Task item – The entire listing, reproduced exactly and stripped of images, is the expected output.

Record set –
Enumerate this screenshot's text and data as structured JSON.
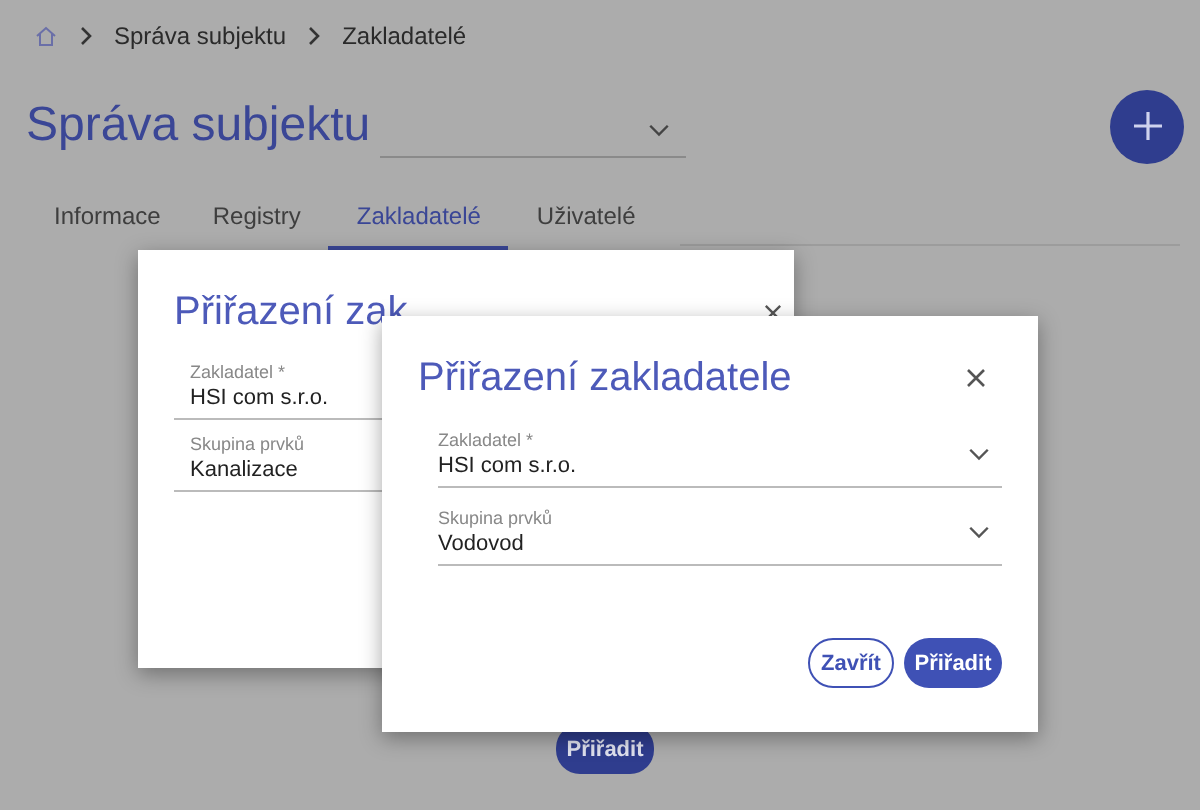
{
  "breadcrumb": [
    "Správa subjektu",
    "Zakladatelé"
  ],
  "page_title": "Správa subjektu",
  "tabs": [
    {
      "label": "Informace",
      "selected": false
    },
    {
      "label": "Registry",
      "selected": false
    },
    {
      "label": "Zakladatelé",
      "selected": true
    },
    {
      "label": "Uživatelé",
      "selected": false
    }
  ],
  "page_button": "Přiřadit",
  "back_dialog": {
    "title": "Přiřazení zak",
    "fields": [
      {
        "label": "Zakladatel *",
        "value": "HSI com s.r.o."
      },
      {
        "label": "Skupina prvků",
        "value": "Kanalizace"
      }
    ]
  },
  "dialog": {
    "title": "Přiřazení zakladatele",
    "fields": [
      {
        "label": "Zakladatel *",
        "value": "HSI com s.r.o."
      },
      {
        "label": "Skupina prvků",
        "value": "Vodovod"
      }
    ],
    "buttons": [
      "Zavřít",
      "Přiřadit"
    ]
  }
}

Written solution –
Enumerate this screenshot's text and data as structured JSON.
{
  "breadcrumb": [
    "Správa subjektu",
    "Zakladatelé"
  ],
  "page_title": "Správa subjektu",
  "tabs": [
    {
      "label": "Informace",
      "selected": false
    },
    {
      "label": "Registry",
      "selected": false
    },
    {
      "label": "Zakladatelé",
      "selected": true
    },
    {
      "label": "Uživatelé",
      "selected": false
    }
  ],
  "page_button": "Přiřadit",
  "back_dialog": {
    "title": "Přiřazení zak",
    "fields": [
      {
        "label": "Zakladatel *",
        "value": "HSI com s.r.o."
      },
      {
        "label": "Skupina prvků",
        "value": "Kanalizace"
      }
    ]
  },
  "dialog": {
    "title": "Přiřazení zakladatele",
    "fields": [
      {
        "label": "Zakladatel *",
        "value": "HSI com s.r.o."
      },
      {
        "label": "Skupina prvků",
        "value": "Vodovod"
      }
    ],
    "buttons": [
      "Zavřít",
      "Přiřadit"
    ]
  }
}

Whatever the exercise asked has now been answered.